SpaceTop, a 3-D desktop environment you can reach into, was shown at the TED conference today by Jinha Lee, who developed the system during and after his internship at Microsoft Applied Science. Photo: TED/Flickr
LONG BEACH, California – The history of computer revolutions will show a logical progression from the Mac to the iPad to something like this SpaceTop 3-D desktop, if computer genius Jinha Lee has anything to say about it.
The Massachusetts Institute of Technology grad student earned some notice last year for the ZeroN, a levitating 3-D ball that can record and replay how it is moved around by a user. Now, following an internship at Microsoft Applied Science and some time off from MIT, Lee is unveiling his latest digital 3-D environment, a three-dimensional computer interface that allows a user to “reach inside” a computer screen and grab web pages, documents, and videos like real-world objects. More advanced tasks can be triggered with hand gestures. The system is powered by a transparent LED display and a system of two cameras, one tracking the users’ gestures and the other watching her eyes to assess gaze and adjust the perspective on the projection.
Click to enlarge. Image via TED
Lee’s new 3-D desktop, which he just showed off at the annual TED conference in Long Beach, California, is still in the early stages. But it lights the way toward the sort of quantum leap that’s all too rare in computer interfaces. It took decades to get from the command-line interface to the graphical user interface and Apple’s Macintosh. It took decades more to get from the Mac to the touch interface of iPhones and iPads. Lee and people like him might just get us to the next revolution sooner.

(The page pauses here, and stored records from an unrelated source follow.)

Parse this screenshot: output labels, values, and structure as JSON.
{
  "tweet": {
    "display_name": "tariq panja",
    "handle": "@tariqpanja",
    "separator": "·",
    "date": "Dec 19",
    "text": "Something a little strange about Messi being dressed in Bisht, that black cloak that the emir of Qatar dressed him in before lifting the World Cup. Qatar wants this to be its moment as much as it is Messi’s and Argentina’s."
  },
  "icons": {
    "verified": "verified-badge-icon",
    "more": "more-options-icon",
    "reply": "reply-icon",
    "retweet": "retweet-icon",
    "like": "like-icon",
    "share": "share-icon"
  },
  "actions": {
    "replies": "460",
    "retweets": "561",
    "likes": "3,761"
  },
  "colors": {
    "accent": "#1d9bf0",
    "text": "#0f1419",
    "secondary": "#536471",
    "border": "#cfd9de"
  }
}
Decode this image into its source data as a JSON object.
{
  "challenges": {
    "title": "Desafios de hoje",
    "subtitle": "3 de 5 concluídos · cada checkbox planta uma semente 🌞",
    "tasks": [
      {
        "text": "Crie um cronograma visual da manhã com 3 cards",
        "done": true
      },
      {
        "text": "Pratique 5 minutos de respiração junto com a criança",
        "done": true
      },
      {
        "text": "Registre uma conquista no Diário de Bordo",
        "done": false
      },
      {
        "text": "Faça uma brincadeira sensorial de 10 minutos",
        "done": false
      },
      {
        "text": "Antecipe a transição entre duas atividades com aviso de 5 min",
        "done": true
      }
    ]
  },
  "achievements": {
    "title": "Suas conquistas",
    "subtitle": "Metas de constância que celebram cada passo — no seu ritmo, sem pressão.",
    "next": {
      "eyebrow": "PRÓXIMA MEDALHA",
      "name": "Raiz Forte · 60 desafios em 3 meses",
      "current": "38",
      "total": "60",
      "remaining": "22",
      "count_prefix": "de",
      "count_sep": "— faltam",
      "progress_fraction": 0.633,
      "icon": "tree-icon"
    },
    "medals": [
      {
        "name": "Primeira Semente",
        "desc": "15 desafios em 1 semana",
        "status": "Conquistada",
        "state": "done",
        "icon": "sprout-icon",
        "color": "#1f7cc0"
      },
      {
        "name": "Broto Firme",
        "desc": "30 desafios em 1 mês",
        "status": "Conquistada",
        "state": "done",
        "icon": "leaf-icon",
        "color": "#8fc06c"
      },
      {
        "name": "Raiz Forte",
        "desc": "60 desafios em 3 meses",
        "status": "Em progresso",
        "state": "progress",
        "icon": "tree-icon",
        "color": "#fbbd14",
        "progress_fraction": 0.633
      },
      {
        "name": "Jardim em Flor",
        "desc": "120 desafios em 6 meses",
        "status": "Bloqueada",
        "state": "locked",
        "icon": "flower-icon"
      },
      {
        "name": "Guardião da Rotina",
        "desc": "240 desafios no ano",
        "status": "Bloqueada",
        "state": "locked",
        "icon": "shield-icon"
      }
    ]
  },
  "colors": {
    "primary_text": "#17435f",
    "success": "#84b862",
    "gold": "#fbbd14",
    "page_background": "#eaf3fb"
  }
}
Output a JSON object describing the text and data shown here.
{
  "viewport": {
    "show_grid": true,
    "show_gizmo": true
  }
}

Others are working along similar lines. Gesture-based control has been incorporated into Microsoft’s Kinect, Samsung’s Smart TV platform, and products from startups like Leap Motion and SoftKinect (not to mention in cinema fantasyland ). Three dimensional display interfaces, meanwhile, have been brewing at the University of Iowa (home to “Leonar3Do” ), in the Kickstarter gaming sensation Oculus Rift.
Lee’s SpaceTop weaves these two threads together, joining 3-D interface with 3-D gesture controls, a smart convergence that will likely become more common. In his talk, Lee said SpaceTop and ZeroN, which he also demonstrated, are part of a broader shift toward interfaces we can grab with our hands. Humans seem to prefer collaborating via physical interfaces; think of a scale model, map, or whiteboard. People also like interacting in multiple modalities; think of reading a book, underlining words and scribbling in the margins in pencil, and taking separate notes on a pad.
Today’s computers allow none of this, flattening all interaction onto a single screen.
“If you somehow allow computers to accept different types of modalities in the same workflow, that will be much more effective,” Lee said in an interview. “Physical activities like how you dance an how you play sports – there will be some sort of digital aid in there.”
At TED, Lee showed SpaceTop and ZeroN alongside a collapsible pen that can be pushed “inside” a computer display; as the pen folds into itself, the monitor shows the end of a pen moving deeper and deeper into the display. He also showed a concept video of a smartphone app that, when paired with augmented reality goggles, would allow the user to “try on” a virtual watch from an online store before ordering the real thing. The common thread between these systems, Lee says, is that they bring the physical world and digital world much closer together, allowing automated physical interaction he refers to as “programming the world.”
“Programming the world will alter even our daily physical activities,” he told the crowd. “With our two hands we’re reaching into the digital world.”
It’s not clear whether this type of user experience will remain stuck in a niche – embraced chiefly by say architects, geneticists and other 3-D designers and researchers – or whether it has the potential to go mainstream. People are used to gently flicking computer mice and grazing keyboards and tablet screens; do they really have the stamina to reach into their computers and flail their arms around?
Lee thinks so. He says he’s not looking to replace lazy interfaces for activities like writing email or consuming video. But 3-D interaction makes sense for certain uses cases – collaboration, design, and potential new activities Lee envisions like trying on virtual clothes.
Much of the success of systems like SpaceTop and ZeroN will ride on the details, like how much space the user must traverse and when a 3-D interface is suggested to the user. That’s why this technology deserves attention from companies that can be smart about refining it, like Microsoft, or even Apple, which popularized the computer tablet after such devices had been languishing in obscurity. For now, 3-D computing seems to be off to a good start in Lee’s careful hands.
“It shouldn’t be in the hands of scientists, it should be in the hands of normal people,” Lee says. “It’s really important to have that eye when we think about what we want to do with this to design a beautiful world. It could be anything when the power of digital escapes the screen but it’s really our responsibility to design this together.”